A Henry Herbert creation for a young City gentleman. The electric blue fabric from Ermenegildo Zegna is complemented by some sparkling, brown shoes and a crisp white shirt. A good looking bespoke suit on a good looking chap by Henry Herbert Tailors!

The Construction
Made with a floating canvass, the suit is British made and cut. As much of the suit as possible is hand tailored. As with every suit we make, unless you choose our Express service, the suit will take 8-9 weeks to make – we have a half way baste fitting and then a forward baste fitting before the suit is finished and delivered.

Details
Fabric from Ermenegildo Zegna, Italy.

Find out how to order a suit

Ten Questions to Ask You & Your Tailor

Having a bespoke suit or bespoke shirt made can be an intimidating experience. Hopefully these ten tips from Henry Herbert Tailors will guide you through the minefield:

1. Visit as many tailors as you like. It is a relationship that must be comfortable for you.

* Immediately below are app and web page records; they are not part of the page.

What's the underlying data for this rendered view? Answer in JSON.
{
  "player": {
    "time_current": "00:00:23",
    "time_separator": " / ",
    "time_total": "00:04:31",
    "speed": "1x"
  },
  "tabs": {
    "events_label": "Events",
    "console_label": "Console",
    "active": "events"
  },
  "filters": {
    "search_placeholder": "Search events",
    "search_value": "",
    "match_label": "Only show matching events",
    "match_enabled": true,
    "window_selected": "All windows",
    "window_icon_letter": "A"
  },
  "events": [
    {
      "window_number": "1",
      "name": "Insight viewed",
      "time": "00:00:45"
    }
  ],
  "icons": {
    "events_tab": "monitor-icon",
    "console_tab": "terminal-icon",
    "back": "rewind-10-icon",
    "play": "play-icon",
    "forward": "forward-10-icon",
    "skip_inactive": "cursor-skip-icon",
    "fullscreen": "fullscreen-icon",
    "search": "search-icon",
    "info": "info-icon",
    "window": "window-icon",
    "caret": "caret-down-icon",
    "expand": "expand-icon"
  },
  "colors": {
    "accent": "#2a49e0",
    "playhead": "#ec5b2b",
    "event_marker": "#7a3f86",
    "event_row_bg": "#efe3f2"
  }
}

2. Familiarise yourself with the different styles and choices available to you.

3. Be advised by a tailor, not pressured.

4. Have an idea of the colour and the cloth you are looking for. It will narrow down the vast selection available to you.

5. It is your bespoke suit (or shirt). Remember there are no wrong answers, merely preferences.

6. A good tailor will comfort you, not condescend you.

7. Expect at least a couple of fittings and at least as many months to perfect your first order.

8. All good suits and shirts should be tailored in England using local cloths.

9. Find the budget that is right for you and make sure final prices are clearly given to you (it is normal for bespoke tailors not to include VAT in their final prices).

10. Enjoy wearing it – every handmade suit and shirt will have its own characteristics.

To book your Henry Herbert Tailor, click here.